Than this of Juliet und her Romeo. Came to this vault to die, and lie with Juliet.
HAMLET, PRINCE OF DENMARK.
PERSONS REPRESENTED. CLAUDIUS, King of Denmark.
BERNARDO, an Officer. HAMLET, Son to the former, and Nephew to FRANCISCO, a Soldier. the present King.
REYNALDO, Serrant to Polonias. POLONIUS, Lord Chamberlain.
A Captain An Ambrıssador. HORATIO, Friend to Hamlet.
Ghosi of Hamlet's Father.
FORTINBRAS, Prince of Norway,
GERTRUDE, Queen of Denmark, and Mother
OPHELIA, Daughter to Polonius
Lords, Ladies, Officers, Soldiers, Players, A Priest.
Grave-diggers, Sailors, Messengers, and othe MARCELLUS, an Officer.
O, farewell, honest soldier:
Who hath reliev'd you ? SCENE I. Elsinore. A Platform before the
Bernardo hath my place
| Erit Francisco Francisco on his Post. Enter to him Bernardo. Mar.
Holla! Bernardo !
Ber. Ber. Who's there?
Say. Fran. Nay, answer me; stand, and unfold What, is Horatio there?
A piece of him. Ber. Long live the king !

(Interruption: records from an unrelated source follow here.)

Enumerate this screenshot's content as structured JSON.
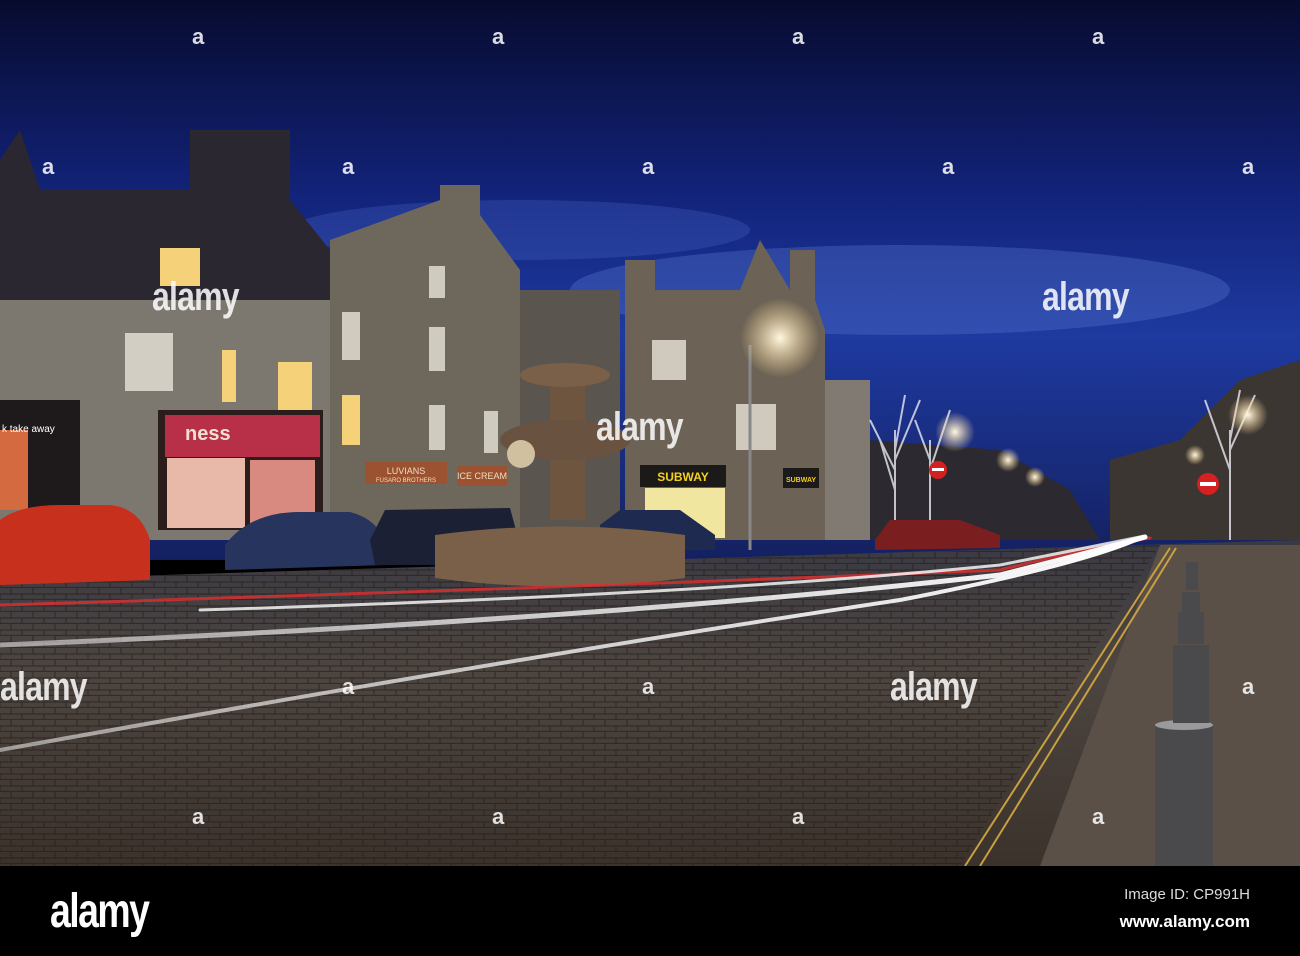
{
  "photo": {
    "signs": {
      "take_away": "k take away",
      "ness": "ness",
      "luvians": "LUVIANS",
      "fusaro": "FUSARO BROTHERS",
      "ice_cream": "ICE CREAM",
      "subway_main": "SUBWAY",
      "subway_side": "SUBWAY"
    },
    "colors": {
      "sky_top": "#0a0f3a",
      "sky_mid": "#1a2f8a",
      "cobble": "#4a3f38"
    }
  },
  "watermark": {
    "text": "alamy",
    "letter": "a"
  },
  "footer": {
    "logo": "alamy",
    "image_id": "Image ID: CP991H",
    "url": "www.alamy.com"
  }
}
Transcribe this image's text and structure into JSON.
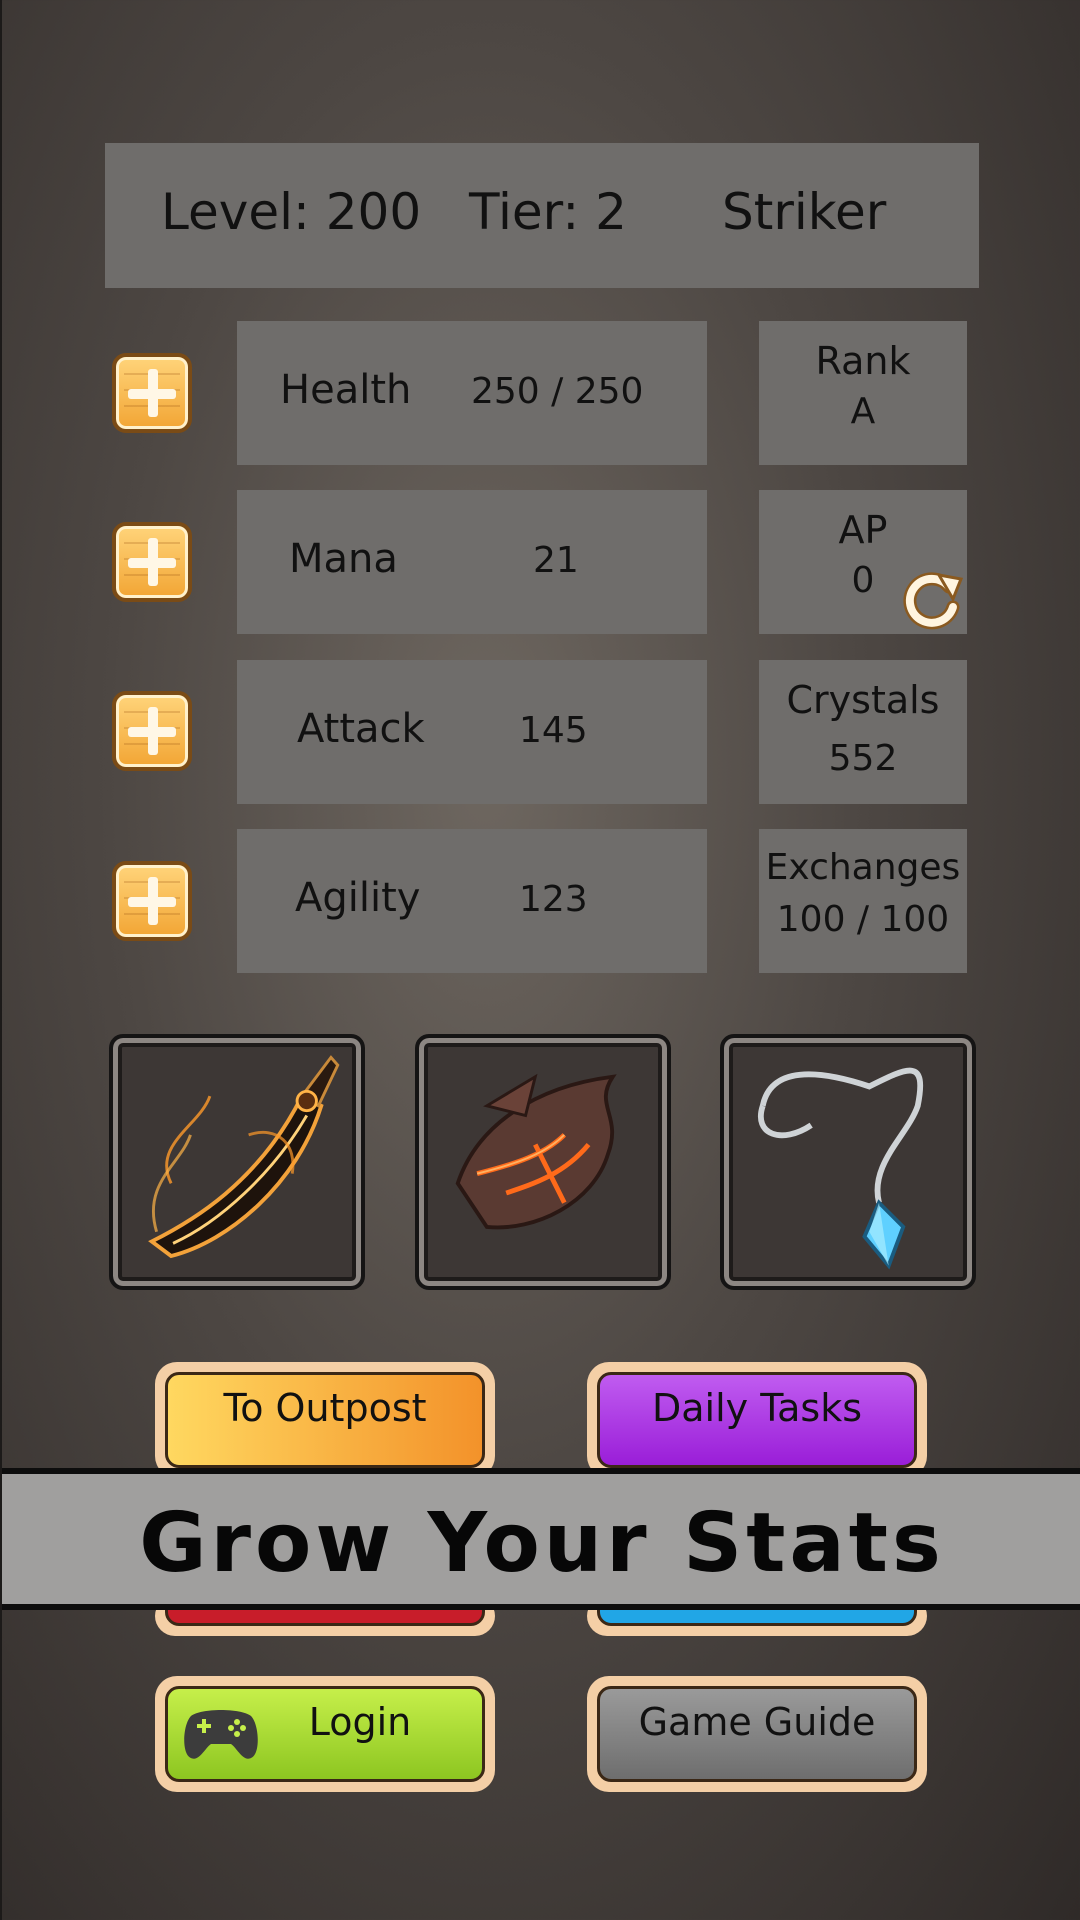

Ber. Welcome, Horatio; welcome, good Mar Fran.
He. Hor. Wbat, has this thing appear'd again to Pran. You come most carefully upon your Ber. I have seen nothing.
night 1 hour. Ber. 'Tis now struck twelve ; get thee to bed, Mar. Horatio says, 'tis but our fantasy; Francisco.
And will not let helief take hold of him, Fran. For this relief, much thanks : 'tis bitter Touching this dreaded sight, twice seen of us; cold,
Therefore I have entreated him along, And I am sick at heart.
With us to watch the minutes of this night; Ber. Have you had quiet guard ?
T'hat, if again this apparition come, Fran.
Not a nouse stirring. He may approve our eyes, and speak to it. Ber. Well, good night.
Hor. Tash! tush! 'will not appear. If you do meet Horatio and Marcellus,
Sit down awhile; The rivals of my watch, bid them make haste.
And let us once again assail your ears,
That are so fortified against our story,
What we two nights have seen.
Well, sit we don, is there?
And let us hear Bernardo speak of this. Hor. Friends to this ground.
Ber. Last night of all, Mar.
And liegemen to the Dane. When yon same star, that's westward from the Fran, Give you good night.